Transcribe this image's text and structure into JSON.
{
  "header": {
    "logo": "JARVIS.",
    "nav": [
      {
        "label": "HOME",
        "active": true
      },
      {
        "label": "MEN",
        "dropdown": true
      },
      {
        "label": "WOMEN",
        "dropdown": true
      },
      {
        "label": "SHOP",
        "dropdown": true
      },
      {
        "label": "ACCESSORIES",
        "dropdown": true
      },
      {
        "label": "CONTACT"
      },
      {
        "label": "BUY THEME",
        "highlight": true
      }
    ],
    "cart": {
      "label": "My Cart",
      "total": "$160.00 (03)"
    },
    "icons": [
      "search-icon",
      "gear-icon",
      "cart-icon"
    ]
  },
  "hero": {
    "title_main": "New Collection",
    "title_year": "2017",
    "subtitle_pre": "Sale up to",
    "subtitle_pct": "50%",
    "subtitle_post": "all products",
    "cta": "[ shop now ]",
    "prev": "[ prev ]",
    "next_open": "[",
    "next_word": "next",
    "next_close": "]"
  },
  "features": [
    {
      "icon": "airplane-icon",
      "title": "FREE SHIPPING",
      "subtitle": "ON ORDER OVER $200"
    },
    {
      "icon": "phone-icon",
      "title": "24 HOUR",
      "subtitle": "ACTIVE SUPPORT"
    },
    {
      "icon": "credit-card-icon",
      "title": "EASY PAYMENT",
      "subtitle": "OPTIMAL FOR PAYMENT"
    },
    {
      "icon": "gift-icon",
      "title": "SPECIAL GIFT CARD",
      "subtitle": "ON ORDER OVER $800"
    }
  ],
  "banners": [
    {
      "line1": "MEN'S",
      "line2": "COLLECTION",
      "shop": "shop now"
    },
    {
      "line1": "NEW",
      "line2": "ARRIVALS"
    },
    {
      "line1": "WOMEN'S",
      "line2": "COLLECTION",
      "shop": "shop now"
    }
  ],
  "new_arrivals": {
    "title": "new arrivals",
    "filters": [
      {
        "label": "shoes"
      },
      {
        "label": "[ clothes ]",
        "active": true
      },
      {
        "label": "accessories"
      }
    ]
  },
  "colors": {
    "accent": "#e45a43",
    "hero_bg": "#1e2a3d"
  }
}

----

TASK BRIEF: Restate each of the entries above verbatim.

WRITTEN SOLUTION:
Transcribe this image's text and structure into JSON.
{
  "header": {
    "logo": "JARVIS.",
    "nav": [
      {
        "label": "HOME",
        "active": true
      },
      {
        "label": "MEN",
        "dropdown": true
      },
      {
        "label": "WOMEN",
        "dropdown": true
      },
      {
        "label": "SHOP",
        "dropdown": true
      },
      {
        "label": "ACCESSORIES",
        "dropdown": true
      },
      {
        "label": "CONTACT"
      },
      {
        "label": "BUY THEME",
        "highlight": true
      }
    ],
    "cart": {
      "label": "My Cart",
      "total": "$160.00 (03)"
    },
    "icons": [
      "search-icon",
      "gear-icon",
      "cart-icon"
    ]
  },
  "hero": {
    "title_main": "New Collection",
    "title_year": "2017",
    "subtitle_pre": "Sale up to",
    "subtitle_pct": "50%",
    "subtitle_post": "all products",
    "cta": "[ shop now ]",
    "prev": "[ prev ]",
    "next_open": "[",
    "next_word": "next",
    "next_close": "]"
  },
  "features": [
    {
      "icon": "airplane-icon",
      "title": "FREE SHIPPING",
      "subtitle": "ON ORDER OVER $200"
    },
    {
      "icon": "phone-icon",
      "title": "24 HOUR",
      "subtitle": "ACTIVE SUPPORT"
    },
    {
      "icon": "credit-card-icon",
      "title": "EASY PAYMENT",
      "subtitle": "OPTIMAL FOR PAYMENT"
    },
    {
      "icon": "gift-icon",
      "title": "SPECIAL GIFT CARD",
      "subtitle": "ON ORDER OVER $800"
    }
  ],
  "banners": [
    {
      "line1": "MEN'S",
      "line2": "COLLECTION",
      "shop": "shop now"
    },
    {
      "line1": "NEW",
      "line2": "ARRIVALS"
    },
    {
      "line1": "WOMEN'S",
      "line2": "COLLECTION",
      "shop": "shop now"
    }
  ],
  "new_arrivals": {
    "title": "new arrivals",
    "filters": [
      {
        "label": "shoes"
      },
      {
        "label": "[ clothes ]",
        "active": true
      },
      {
        "label": "accessories"
      }
    ]
  },
  "colors": {
    "accent": "#e45a43",
    "hero_bg": "#1e2a3d"
  }
}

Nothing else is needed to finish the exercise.